It is possible to estimate the risks of industrial accidents because there are sufficient experience and data to quantify the probabilities and consequences. This is not the case for terrorist attacks. To date, experts have not found a way to apply these quantitative risk equations to terrorist attacks because of two primary difficulties: The first is to develop a complete set of bounding scenarios for such attacks; the second is to estimate their probabilities. These depend on impossible-to-quantify factors such as terrorist motivations, expertise, and access to technical means.3 They also depend on the effectiveness of measures that might prevent or mitigate such attacks.
In the absence of quantitative information on risks, one could attempt to make qualitative risk comparisons. Such comparisons could estimate, for example, the relative risks of attacks on spent fuel storage facilities versus attacks on commercial nuclear power reactors or other critical infrastructure such as chemical plants. Although a comparison of such risks is beyond the scope of this study, the committee recognizes that policy decisions about spent fuel storage may need to take into account such comparative risk issues,
especially for decisions regarding the expenditure of limited societal resources to address terrorist threats.
The 2002 National Research Council report Making the Nation Safer: The Role of Science and Technology in Countering Terrorism framed this issue as follows (NRC, 2002, P. 43):
The potential vulnerabilities of NPPs [nuclear power plants] to terrorist attack seem to have captured the imagination of the public and the media, perhaps because of a perception that a successful attack could harm large populations and have severe economic and environmental consequences. There are, however, many other types of large industrial facilities that are potentially vulnerable to attack, for example, petroleum refineries, chemical plants, and oil and liquefied natural gas supertankers. These facilities do not have the robust construction and security features characteristic of NPPs, and many are located near highly populated urban areas.

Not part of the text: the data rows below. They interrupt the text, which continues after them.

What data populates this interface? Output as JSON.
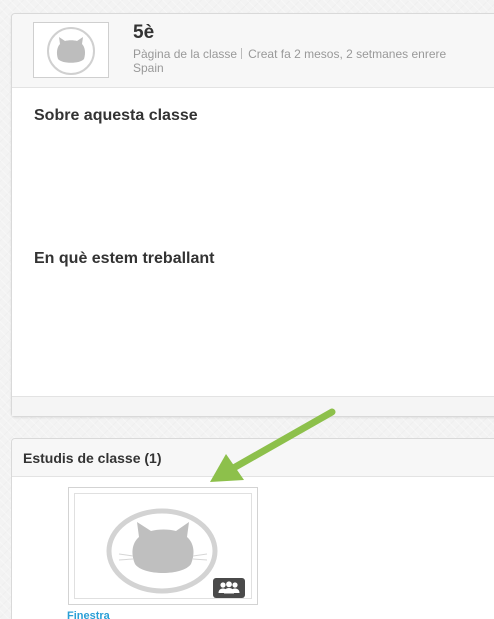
{
  "class": {
    "name": "5è",
    "page_label": "Pàgina de la classe",
    "created": "Creat fa 2 mesos, 2 setmanes enrere",
    "country": "Spain",
    "about_heading": "Sobre aquesta classe",
    "working_heading": "En què estem treballant"
  },
  "studies": {
    "heading": "Estudis de classe (1)",
    "items": [
      {
        "name": "Finestra",
        "badge_icon": "group-icon"
      }
    ]
  },
  "icons": {
    "class_avatar": "cat-avatar-icon",
    "study_thumbnail": "cat-avatar-icon",
    "badge": "group-icon"
  },
  "colors": {
    "link": "#2a9fd6",
    "arrow": "#8dc04b",
    "avatar_fill": "#bdbdbd",
    "badge_bg": "#4a4a4a"
  }
}
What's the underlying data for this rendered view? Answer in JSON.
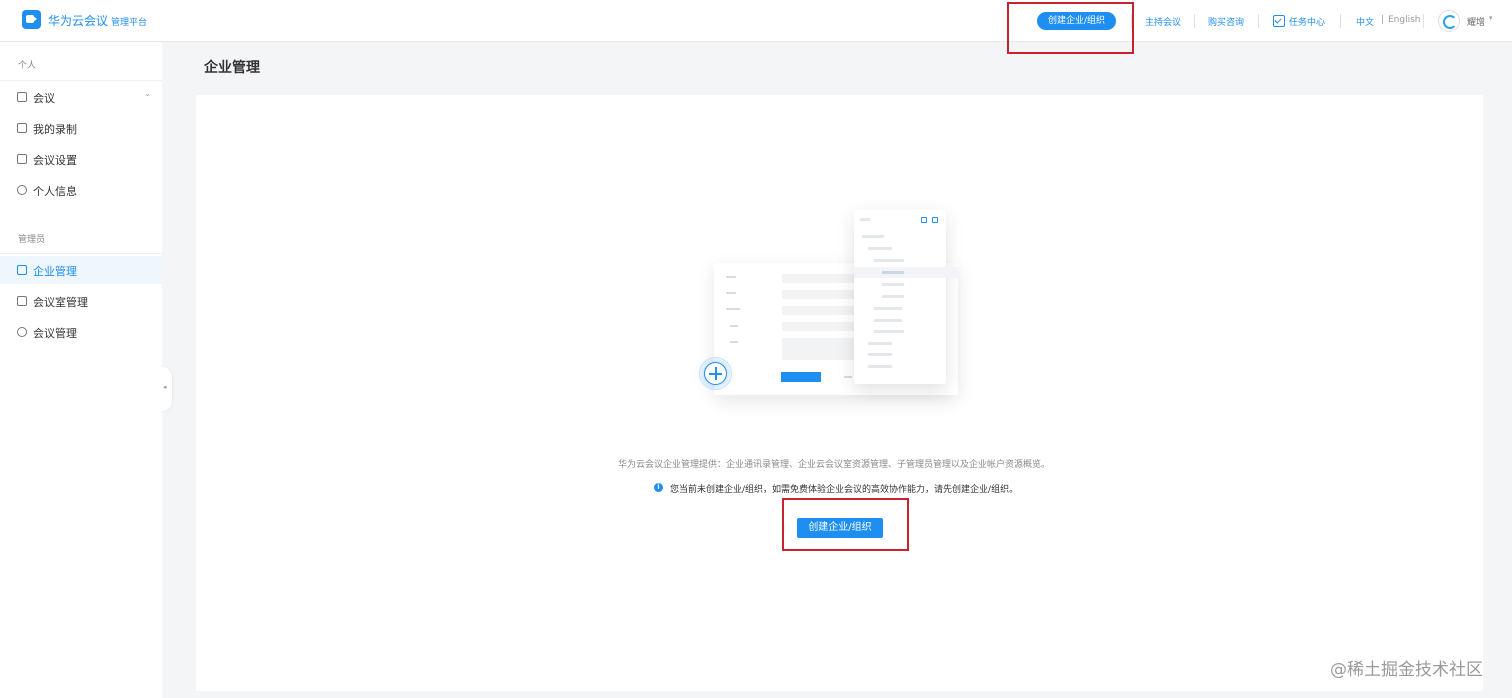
{
  "header": {
    "brand": "华为云会议",
    "brand_sub": "管理平台",
    "create_org_button": "创建企业/组织",
    "links": {
      "host_meeting": "主持会议",
      "purchase": "购买咨询",
      "task_center": "任务中心"
    },
    "language": {
      "current": "中文",
      "separator": "|",
      "alternate": "English"
    },
    "user_name": "耀增",
    "caret": "▾"
  },
  "sidebar": {
    "section_personal": "个人",
    "section_admin": "管理员",
    "items": [
      {
        "label": "会议",
        "icon": "calendar-icon",
        "caret": "⌄"
      },
      {
        "label": "我的录制",
        "icon": "recording-icon"
      },
      {
        "label": "会议设置",
        "icon": "settings-icon"
      },
      {
        "label": "个人信息",
        "icon": "user-icon"
      },
      {
        "label": "企业管理",
        "icon": "enterprise-icon",
        "active": true
      },
      {
        "label": "会议室管理",
        "icon": "room-icon"
      },
      {
        "label": "会议管理",
        "icon": "globe-icon"
      }
    ],
    "collapse_glyph": "◂"
  },
  "main": {
    "page_title": "企业管理",
    "description": "华为云会议企业管理提供：企业通讯录管理、企业云会议室资源管理、子管理员管理以及企业帐户资源概览。",
    "info_text": "您当前未创建企业/组织，如需免费体验企业会议的高效协作能力，请先创建企业/组织。",
    "create_button": "创建企业/组织",
    "info_glyph": "i"
  },
  "watermark": "@稀土掘金技术社区",
  "colors": {
    "accent": "#1f8ef1",
    "highlight_box": "#c8232c"
  }
}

Groups seeking to carry out high-impact terrorism will likely choose targets that have a high probability of being attacked successfully.4 If success is measured by the number of people killed and injured or the permanent destruction of property, then spent fuel storage facilities may not make good terrorist targets owing to their relatively robust construction (see Chapters 1 and 3) and security. Industrialized societies like the United States provide terrorists a large number of “soft” (i.e., unprotected) targets that could be attacked more easily with greater effect than spent fuel storage facilities. These include chemical plants, refineries, transportation systems, and other facilities where large numbers of people gather (see NRC, 2002).
On the other hand, there are other success criteria that might influence a terrorist’s decision to attack a “hard” (i.e., robust or well protected) target such as a commercial nuclear power plant and its spent fuel storage facilities. Such attacks could spread panic and shut down the power plant for an extended period of time even with no loss of life. Moreover, an attack that resulted in the release of radioactive material could threaten the viability of commercial nuclear power.

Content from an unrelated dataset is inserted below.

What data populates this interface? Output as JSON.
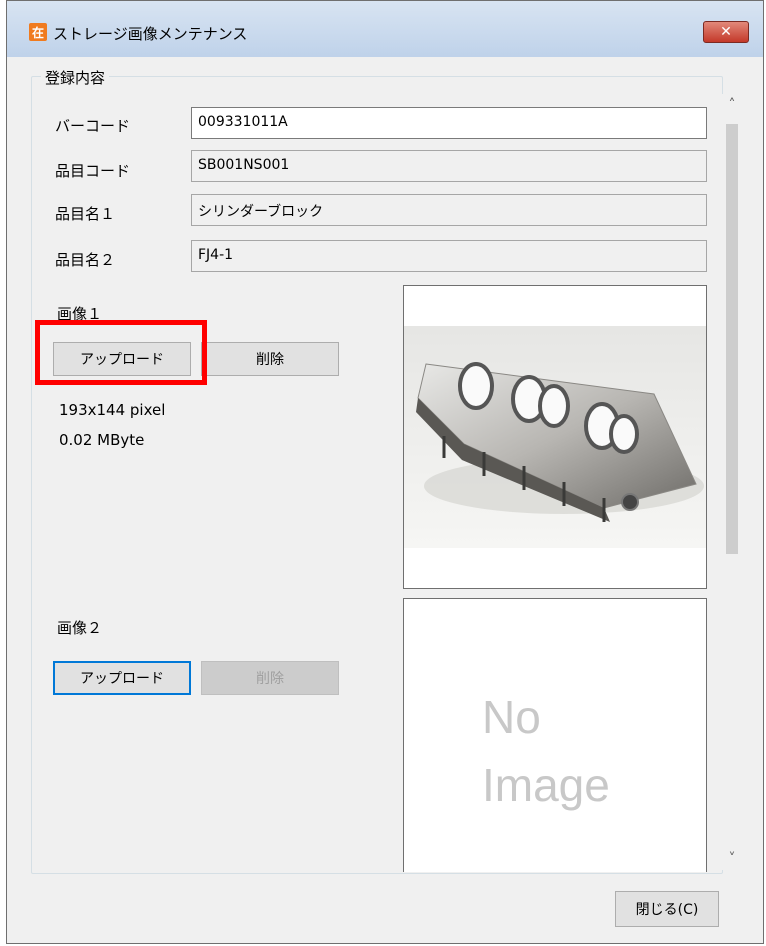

These considerations led the committee to conclude that it could not address its charge using quantitative and comparative risk assessments. The committee decided instead to examine a range of possible terrorist attack scenarios in terms of (1) their potential for damaging spent fuel pools and dry storage casks; and (2) their potential for radioactive material releases. This allowed the committee to make qualitative judgments about the vulnerability of spent fuel storage facilities to terrorist attacks and potential measures that could be taken to mitigate them.